**WHAT NEEDS TO BE DONE**
What lines below mention the word "views"? Copy each one.
(Beginning of DATA FOR PROCESSING)
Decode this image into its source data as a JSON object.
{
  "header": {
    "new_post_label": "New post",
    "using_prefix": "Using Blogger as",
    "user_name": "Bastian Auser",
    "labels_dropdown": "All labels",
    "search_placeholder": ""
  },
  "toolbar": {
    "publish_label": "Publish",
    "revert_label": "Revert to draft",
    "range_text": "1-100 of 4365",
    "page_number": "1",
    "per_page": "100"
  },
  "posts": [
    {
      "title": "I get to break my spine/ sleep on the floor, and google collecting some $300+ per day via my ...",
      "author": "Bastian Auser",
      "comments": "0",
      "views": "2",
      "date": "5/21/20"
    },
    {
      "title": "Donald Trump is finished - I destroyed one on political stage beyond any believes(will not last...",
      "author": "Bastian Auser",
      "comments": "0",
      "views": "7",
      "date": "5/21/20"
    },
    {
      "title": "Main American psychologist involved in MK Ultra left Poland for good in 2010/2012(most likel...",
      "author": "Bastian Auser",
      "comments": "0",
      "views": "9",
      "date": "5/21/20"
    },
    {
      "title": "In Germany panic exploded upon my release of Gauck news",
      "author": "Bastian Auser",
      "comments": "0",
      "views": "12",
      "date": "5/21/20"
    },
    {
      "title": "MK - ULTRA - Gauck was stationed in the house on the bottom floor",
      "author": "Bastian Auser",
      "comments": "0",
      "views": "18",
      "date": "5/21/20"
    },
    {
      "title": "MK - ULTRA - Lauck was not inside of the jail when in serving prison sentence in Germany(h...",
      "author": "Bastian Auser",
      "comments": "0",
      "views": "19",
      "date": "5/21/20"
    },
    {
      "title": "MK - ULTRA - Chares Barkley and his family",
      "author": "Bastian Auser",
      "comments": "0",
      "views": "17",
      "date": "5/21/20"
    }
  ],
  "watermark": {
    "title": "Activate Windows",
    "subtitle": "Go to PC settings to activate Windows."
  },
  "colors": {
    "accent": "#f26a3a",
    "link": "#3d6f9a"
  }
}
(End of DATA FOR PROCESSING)
**SOLUTION**
      "views": "2",
      "views": "7",
      "views": "9",
      "views": "12",
      "views": "18",
      "views": "19",
      "views": "17",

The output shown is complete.